### RECORDS FOR THIS EXERCISE ###
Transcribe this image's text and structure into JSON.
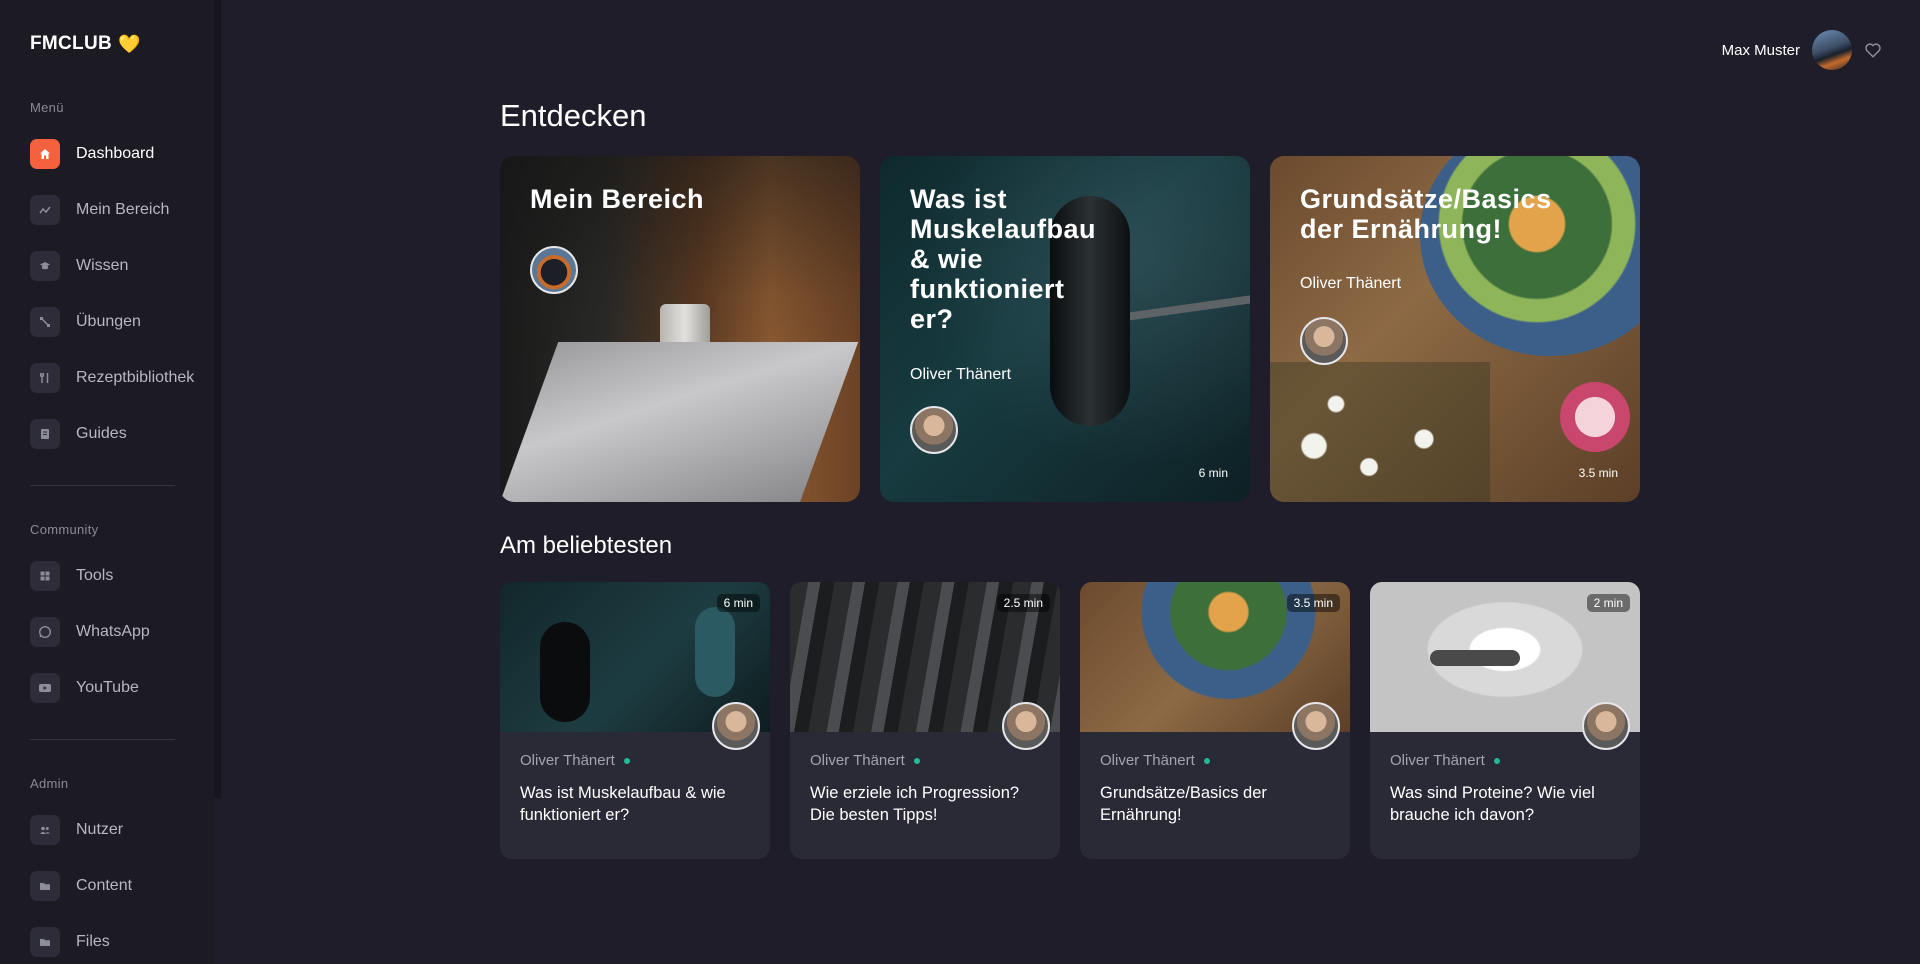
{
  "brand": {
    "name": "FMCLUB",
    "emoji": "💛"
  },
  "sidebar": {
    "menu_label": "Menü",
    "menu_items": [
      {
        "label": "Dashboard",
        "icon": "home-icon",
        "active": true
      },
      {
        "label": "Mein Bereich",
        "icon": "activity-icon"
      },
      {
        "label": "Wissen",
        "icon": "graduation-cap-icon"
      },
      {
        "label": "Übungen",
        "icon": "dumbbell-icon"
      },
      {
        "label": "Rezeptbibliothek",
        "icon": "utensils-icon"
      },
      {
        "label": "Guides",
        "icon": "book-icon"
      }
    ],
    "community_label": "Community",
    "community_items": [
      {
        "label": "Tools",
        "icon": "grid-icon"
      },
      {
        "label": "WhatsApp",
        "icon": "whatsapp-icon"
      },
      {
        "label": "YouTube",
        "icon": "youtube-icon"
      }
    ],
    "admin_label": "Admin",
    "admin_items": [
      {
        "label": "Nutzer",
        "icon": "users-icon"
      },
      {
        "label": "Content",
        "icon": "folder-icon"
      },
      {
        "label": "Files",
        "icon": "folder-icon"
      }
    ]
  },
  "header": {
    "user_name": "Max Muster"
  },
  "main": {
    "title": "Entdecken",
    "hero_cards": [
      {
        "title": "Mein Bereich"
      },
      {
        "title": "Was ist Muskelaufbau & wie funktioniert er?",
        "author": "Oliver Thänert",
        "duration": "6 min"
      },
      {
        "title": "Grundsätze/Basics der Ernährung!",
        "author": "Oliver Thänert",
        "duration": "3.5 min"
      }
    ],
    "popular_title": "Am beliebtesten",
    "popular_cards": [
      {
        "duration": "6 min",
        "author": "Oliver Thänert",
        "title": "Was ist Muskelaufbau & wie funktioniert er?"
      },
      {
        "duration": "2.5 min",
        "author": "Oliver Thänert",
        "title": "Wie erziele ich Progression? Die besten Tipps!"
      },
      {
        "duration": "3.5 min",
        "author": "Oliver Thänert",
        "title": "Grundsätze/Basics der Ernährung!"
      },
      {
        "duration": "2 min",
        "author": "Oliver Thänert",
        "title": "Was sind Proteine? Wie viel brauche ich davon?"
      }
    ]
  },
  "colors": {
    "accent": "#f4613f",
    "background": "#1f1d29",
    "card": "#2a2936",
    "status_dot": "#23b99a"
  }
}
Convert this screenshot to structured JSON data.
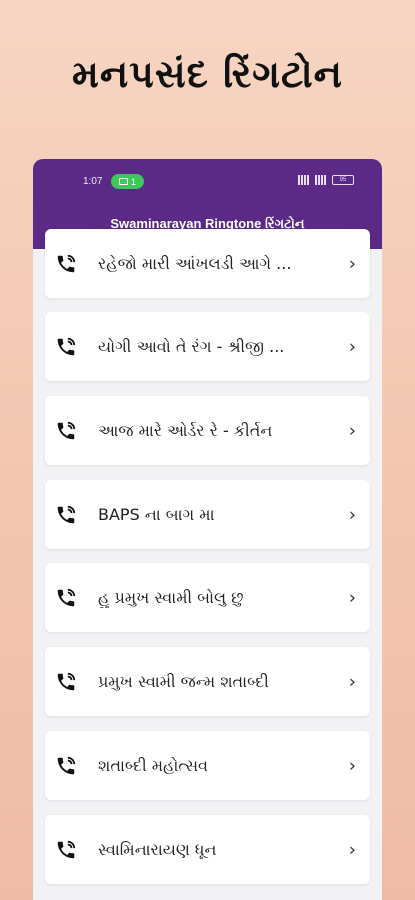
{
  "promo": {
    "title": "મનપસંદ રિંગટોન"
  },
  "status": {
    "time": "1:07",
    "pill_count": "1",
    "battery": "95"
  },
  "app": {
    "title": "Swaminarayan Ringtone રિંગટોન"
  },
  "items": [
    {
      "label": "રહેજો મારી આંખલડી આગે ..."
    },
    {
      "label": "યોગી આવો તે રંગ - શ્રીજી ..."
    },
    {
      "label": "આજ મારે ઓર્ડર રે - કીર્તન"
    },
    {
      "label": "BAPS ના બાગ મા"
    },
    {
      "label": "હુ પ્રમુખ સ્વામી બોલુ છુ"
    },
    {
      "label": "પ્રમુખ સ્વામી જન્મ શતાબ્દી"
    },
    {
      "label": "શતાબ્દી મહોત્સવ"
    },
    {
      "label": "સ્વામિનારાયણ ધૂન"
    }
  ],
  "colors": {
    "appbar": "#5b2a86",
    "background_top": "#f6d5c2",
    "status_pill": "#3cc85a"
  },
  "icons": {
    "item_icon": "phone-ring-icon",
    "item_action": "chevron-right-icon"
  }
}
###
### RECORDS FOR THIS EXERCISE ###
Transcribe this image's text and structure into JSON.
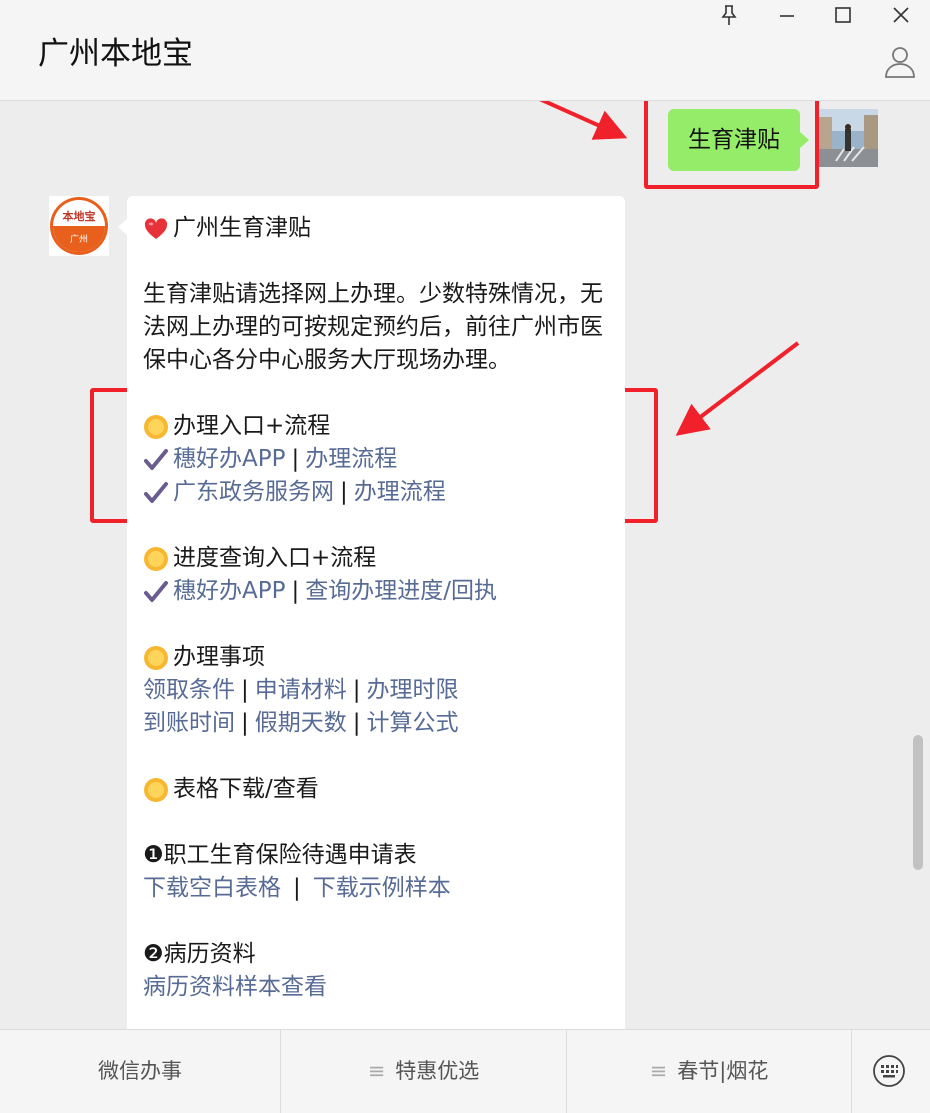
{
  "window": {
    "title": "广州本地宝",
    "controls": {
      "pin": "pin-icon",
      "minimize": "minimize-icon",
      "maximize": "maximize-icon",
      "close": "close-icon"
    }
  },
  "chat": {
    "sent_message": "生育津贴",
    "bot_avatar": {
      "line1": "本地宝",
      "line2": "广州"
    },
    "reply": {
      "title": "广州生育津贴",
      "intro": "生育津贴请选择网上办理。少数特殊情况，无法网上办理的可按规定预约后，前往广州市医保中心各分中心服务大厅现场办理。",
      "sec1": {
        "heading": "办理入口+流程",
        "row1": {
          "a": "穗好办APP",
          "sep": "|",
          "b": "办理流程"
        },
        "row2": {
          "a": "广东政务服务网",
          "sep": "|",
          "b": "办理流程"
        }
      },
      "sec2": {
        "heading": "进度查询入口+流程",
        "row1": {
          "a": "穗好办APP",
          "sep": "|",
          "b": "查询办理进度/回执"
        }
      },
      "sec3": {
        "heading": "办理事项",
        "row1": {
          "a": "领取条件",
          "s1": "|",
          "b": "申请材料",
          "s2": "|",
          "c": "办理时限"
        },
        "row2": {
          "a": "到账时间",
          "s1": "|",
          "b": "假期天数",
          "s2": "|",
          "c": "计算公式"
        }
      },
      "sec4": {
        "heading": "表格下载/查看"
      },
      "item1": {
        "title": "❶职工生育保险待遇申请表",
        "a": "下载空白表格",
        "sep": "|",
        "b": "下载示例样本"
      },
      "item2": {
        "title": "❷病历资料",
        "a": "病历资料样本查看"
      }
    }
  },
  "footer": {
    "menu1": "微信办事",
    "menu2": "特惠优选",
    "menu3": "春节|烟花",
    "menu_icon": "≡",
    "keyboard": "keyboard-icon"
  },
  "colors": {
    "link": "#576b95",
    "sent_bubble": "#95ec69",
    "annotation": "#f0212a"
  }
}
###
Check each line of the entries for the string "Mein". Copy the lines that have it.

        "label": "Mein Bereich",
        "title": "Mein Bereich"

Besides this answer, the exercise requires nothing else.